The map is uncovered by walking through the areas and is very useful. Unfortunately, it doesn't always show the terrain fully, only the area you are currently in The inventory is easily accessible, and will show what items you carry, the amount of gold, and all equipped items. Right clicking in any of them will show the item's info.
At the center of the interface, a symbol shows the current spell in use, and clicking on it takes you to the spell menu, where you can change spells whenever you like.
At the top right corner of the interface is the character. Clicking on him will show his details. Moving the cursor over a certain stat will display a brief description of it.
To the right, there is a blue amulet and a red test-tube… these are you magic and health meter! Make sure you pay attention to these – they can go down FAST!
After bumping into someone around every corner who has new info for my journals or a new quest for me to endure, I found my way to the Outer Keep, which is where this Captain fellow is. On the way, I found a blacksmith, who gave me the task of finding some steel in order to forge me a good sword.
Oh, there it is, the training place! The Captain greets me, and shows me to my training partner.
After a minute of what I thought it was practice, Mulduc, my training partner drops dead! I can even loot his corpse, wow! Look at the sword, it's better than mine! And a bow and quiver! Well, that surely paid off!
Now I am back on my way to find things to kill, where's the village again?
But as soon as I made my way out of the arena, the Captain comes running towards me and attacks me! OOPS! A journal entry and gruesome music tell me I'm dead.
Siege of Avalon is a medieval single-player episodic RPG, similar to Diablo and Baldur's Gate that involves a great deal of reading and questing.

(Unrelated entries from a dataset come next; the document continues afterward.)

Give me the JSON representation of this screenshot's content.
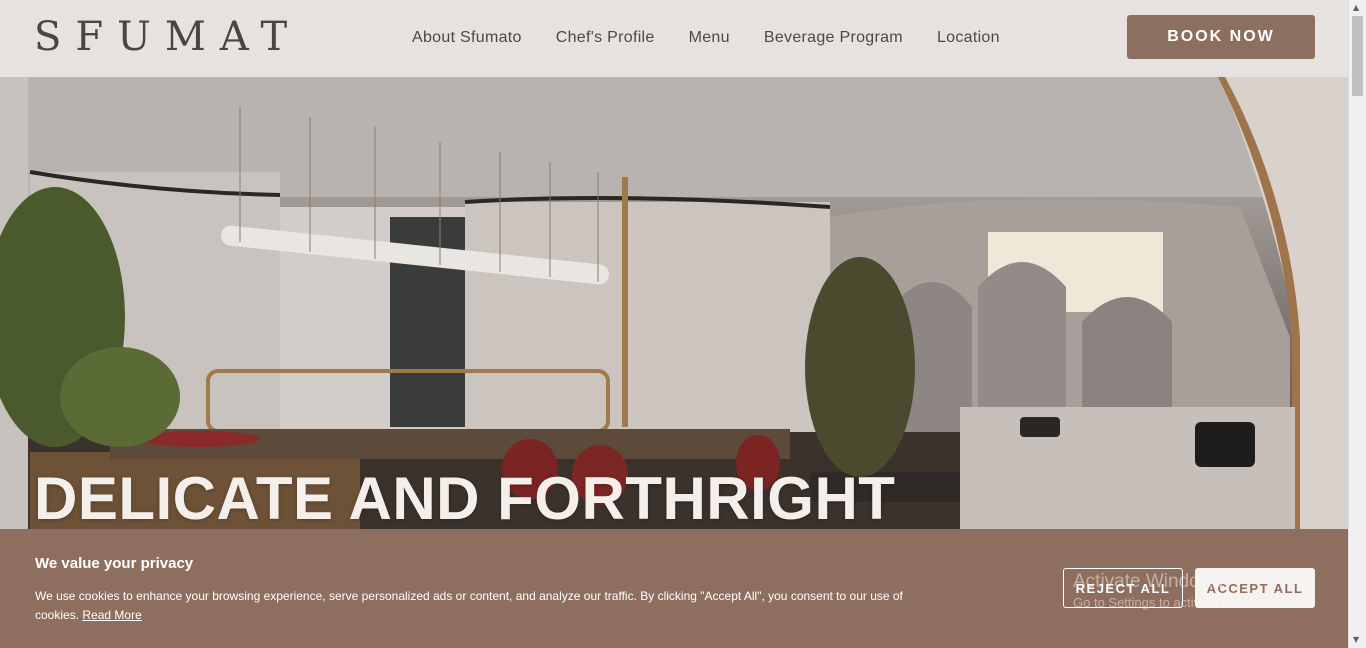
{
  "header": {
    "logo": "SFUMATO",
    "nav": [
      "About Sfumato",
      "Chef's Profile",
      "Menu",
      "Beverage Program",
      "Location"
    ],
    "book_label": "BOOK NOW"
  },
  "hero": {
    "title": "DELICATE AND FORTHRIGHT"
  },
  "cookie": {
    "title": "We value your privacy",
    "text": "We use cookies to enhance your browsing experience, serve personalized ads or content, and analyze our traffic. By clicking \"Accept All\", you consent to our use of cookies.",
    "read_more": "Read More",
    "reject_label": "REJECT ALL",
    "accept_label": "ACCEPT ALL"
  },
  "watermark": {
    "title": "Activate Windows",
    "subtitle": "Go to Settings to activate Windows."
  },
  "colors": {
    "brand": "#8c6f5f",
    "header_bg": "#e5e2e0",
    "text_dark": "#4d4847"
  }
}
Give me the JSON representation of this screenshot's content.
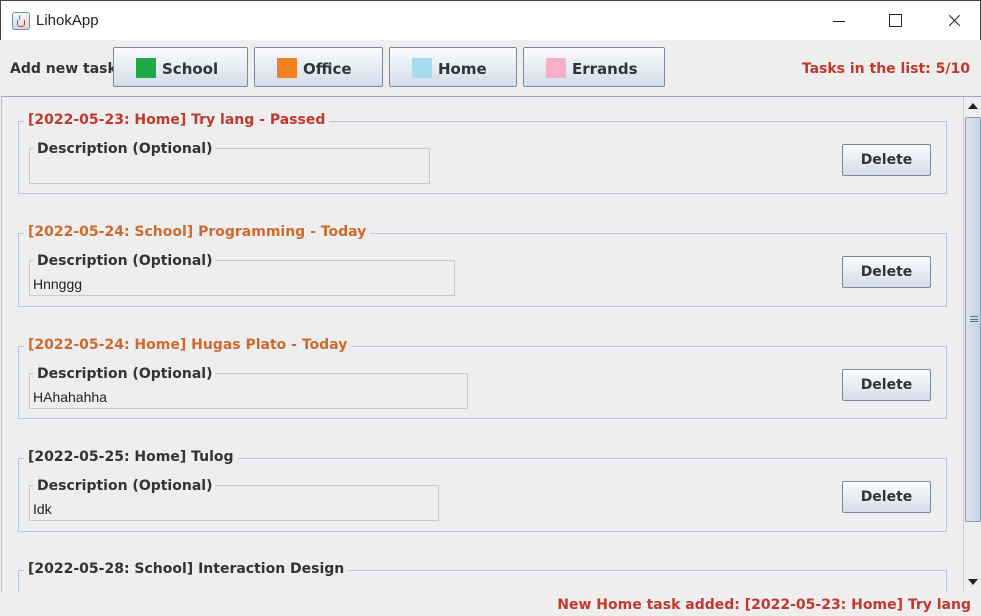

The game is composed of six chapters, which you can download. The first chapter is free (we're not talking your usual demo here, it's the full chapter). You don't have to play all six chapters, only the first, second and the last are the key chapters and contain the main plot.
The others are expansions that let you go deeper into the story and develop your character. Consider them as power-leveling chapters, although you don't actually level!
The story is very rich and becomes involving and every quest you accept is only a small piece of the puzzle that is Avalon and its story. The sub-plot that touched me the most was the people that live in the underground temple. The town suffered some sort of curse that made the people gradually lose their intelligence and turn into monsters. Only a few of them can speak and hardly in full sentences. However the creatures still make their sadness and despair evident and I couldn't help but to feel sorry for them. I don't know if there is a way to save these creatures, but maybe there is more about them in the next chapter.
Sometimes you are able to get party members by accepting certain quests. In this case you have to keep an eye out for their health as well. And if necessary, you can control one at a time (they tend to be slow and get stuck in corners or play dumb and not attack).
If reading and questing is the reason you enjoy playing games, then you will get a kick out of this one. The first chapter can be downloaded at http://www.siege-of-avalon.com. The others are paid for, $9.95 per chapter or $40 for all of them. If after playing Chapter 1 you decide you don't like it, nothing is lost, it was free after all.
Siege of Avalon is more than just a game; it's a fascinating experience, brought to life in a highly textured world that provides you hours of challenging entertainment.
And like my journals say, "I may be young and untried, but I will make a place for myself among the Heroes of Avalon."
Review text part of Grrlgamer.com